Mid Ocean Club is a private club that was designed in 1922 by Canadian born architect Charles Blair Macdonald and redesigned in 1953 by the legendary golf course architect Robert Trent Jones. This is a true ocean course that was home to the 2007 and 2008 PGA Grand Slam of Golf event and it consistently ranks as one of the finest in the world. Big greens, possible 35 mph winds and six par 4’s over 400 yards will definitely test your skill and patience. The first three holes run parallel to the ocean but the 3rd hole is probably one of the most picturesque on the island, a downhill par 3 that runs perilously close to the rocky cliff ocean shoreline. The 5th hole with Mangrove Lake in play all the way down the left side is a very intimidating hole, to say the least. Throughout the course, you’ll find plenty of bunkers to contend with but the sand is very consistent but be forewarned that the Bermuda rough or “snatch grass”, as I like to call it, will grab your ball and settle in or bury it. Mid Ocean is a private course that allows guests on Monday, Wednesday and Friday only. Tee times can be booked 24 to 48 hours in advance exclusively through To A Tee, Bermuda Ltd. for $305USD including cart fees.
Fairmount Southampton Golf Club is adjacent to the Southampton Princess Hotel and a great way to start your vacation or hone your short game. A scenic 18-hole 2,684 yard par-3 executive golf course with lots of elevation changes, heavily bunkered greens, numerous water hazards and great views of the aquamarine-coloured ocean. Green fees are $86 USD for adults and juniors are $56 including a shared cart.

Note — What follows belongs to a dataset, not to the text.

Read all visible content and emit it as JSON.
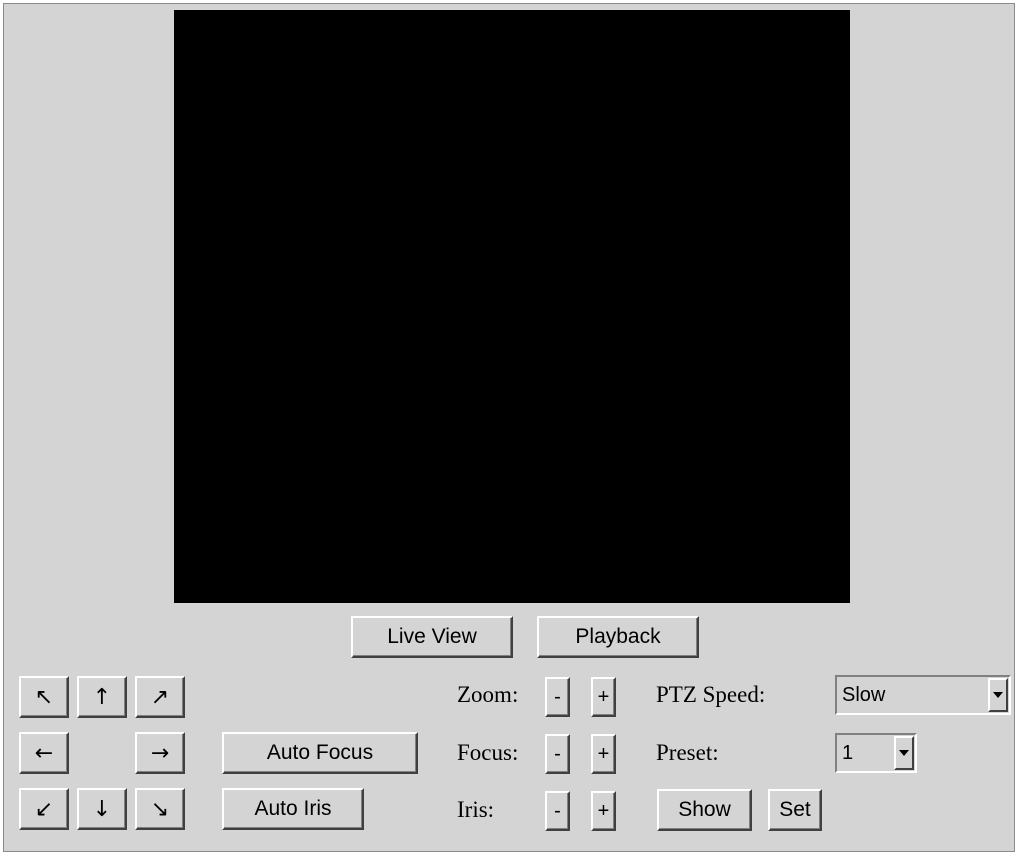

For a population of just around 65,000, Bermuda has so much to offer. Their hospitality is unmatched and besides the great golf, there are nine named sandy beaches and countless others, outstanding fishing, diving and yachting, a multitude of relaxing spas, plenty of boutique shopping and first-class restaurants to tempt you.
Bermuda is warmed by the Gulf Stream so the average temperature fluctuates between 68 to 85 degrees throughout the year, so it’s never too hot or too cold to play here. There is no rainy season and any showers that do pop up will quickly dissipate to allow blue skies to prevail so weather will not interfere with any of your outdoor activities.
I think 2011 Open Champion winner Darren Clarke summed it up best after competing in the 2011 Grand Slam Championship. “I was scheduled to play Valderrama next week, but I’m not playing now because I’ve decided that Bermuda is such a beautiful place that I’m going to stay on for a few extra days.”
For more information on other vacation packages in Bermuda you can visit their Department of Tourism website at www.GoToBermuda.com.